| ASSIGNMENT |
Find each line of the entries with the string "flag", please, and copy it.

| SOURCE MATERIAL |

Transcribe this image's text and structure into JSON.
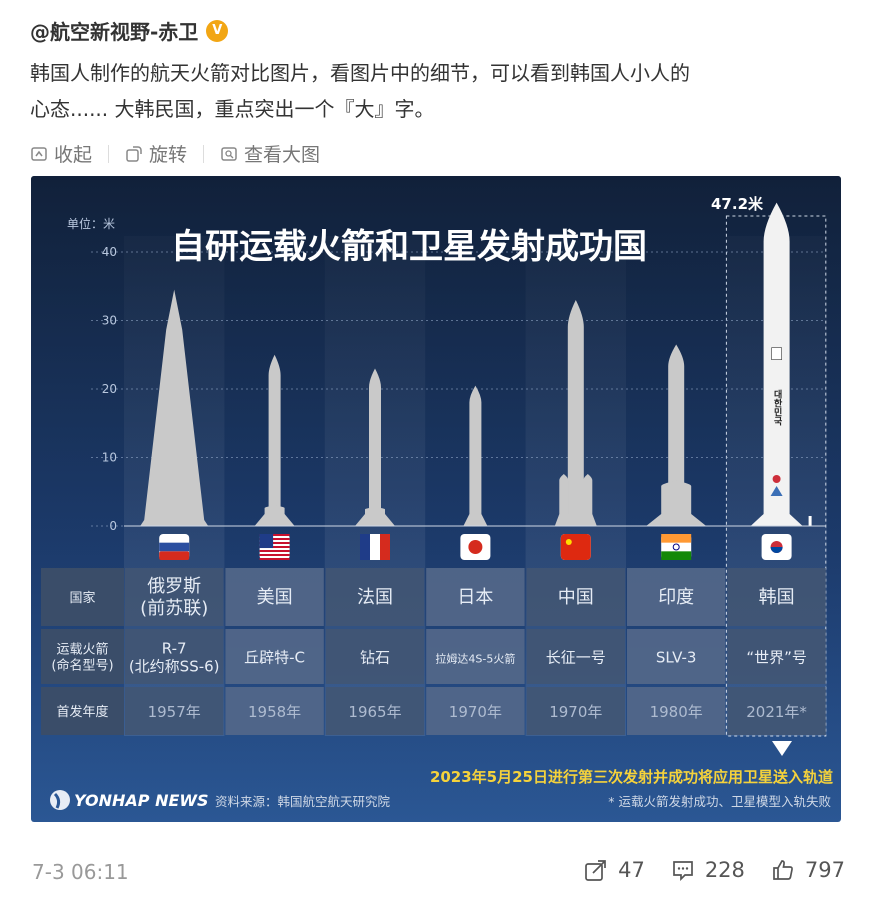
{
  "post": {
    "author": "@航空新视野-赤卫",
    "verified_badge": "V",
    "text_line1": "韩国人制作的航天火箭对比图片，看图片中的细节，可以看到韩国人小人的",
    "text_line2": "心态...... 大韩民国，重点突出一个『大』字。"
  },
  "toolbar": {
    "collapse_label": "收起",
    "rotate_label": "旋转",
    "view_large_label": "查看大图"
  },
  "infographic": {
    "title": "自研运载火箭和卫星发射成功国",
    "unit_label": "单位：米",
    "height_callout": "47.2米",
    "y_ticks": [
      "40",
      "30",
      "20",
      "10",
      "0"
    ],
    "row_headers": [
      "国家",
      "运载火箭\n(命名型号)",
      "首发年度"
    ],
    "columns": [
      {
        "country": "俄罗斯\n(前苏联)",
        "rocket": "R-7\n(北约称SS-6)",
        "year": "1957年",
        "height_m": 34.5,
        "flag": "russia-flag"
      },
      {
        "country": "美国",
        "rocket": "丘辟特-C",
        "year": "1958年",
        "height_m": 25,
        "flag": "usa-flag"
      },
      {
        "country": "法国",
        "rocket": "钻石",
        "year": "1965年",
        "height_m": 23,
        "flag": "france-flag"
      },
      {
        "country": "日本",
        "rocket": "拉姆达4S-5火箭",
        "year": "1970年",
        "height_m": 20.5,
        "flag": "japan-flag"
      },
      {
        "country": "中国",
        "rocket": "长征一号",
        "year": "1970年",
        "height_m": 33,
        "flag": "china-flag"
      },
      {
        "country": "印度",
        "rocket": "SLV-3",
        "year": "1980年",
        "height_m": 26.5,
        "flag": "india-flag"
      },
      {
        "country": "韩国",
        "rocket": "“世界”号",
        "year": "2021年*",
        "height_m": 47.2,
        "flag": "korea-flag"
      }
    ],
    "korea_rocket_text": "대한민국",
    "highlight_note": "2023年5月25日进行第三次发射并成功将应用卫星送入轨道",
    "footnote": "* 运载火箭发射成功、卫星模型入轨失败",
    "source": "资料来源：韩国航空航天研究院",
    "logo_text": "YONHAP NEWS",
    "y_max": 40,
    "colors": {
      "title": "#ffffff",
      "highlight": "#f5d23b",
      "rocket": "#c9c9c9",
      "korea_rocket": "#f2f2f2"
    }
  },
  "footer": {
    "timestamp": "7-3 06:11",
    "share_count": "47",
    "comment_count": "228",
    "like_count": "797"
  }
}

| RESULT OF THE TASK |
        "flag": "russia-flag"
        "flag": "usa-flag"
        "flag": "france-flag"
        "flag": "japan-flag"
        "flag": "china-flag"
        "flag": "india-flag"
        "flag": "korea-flag"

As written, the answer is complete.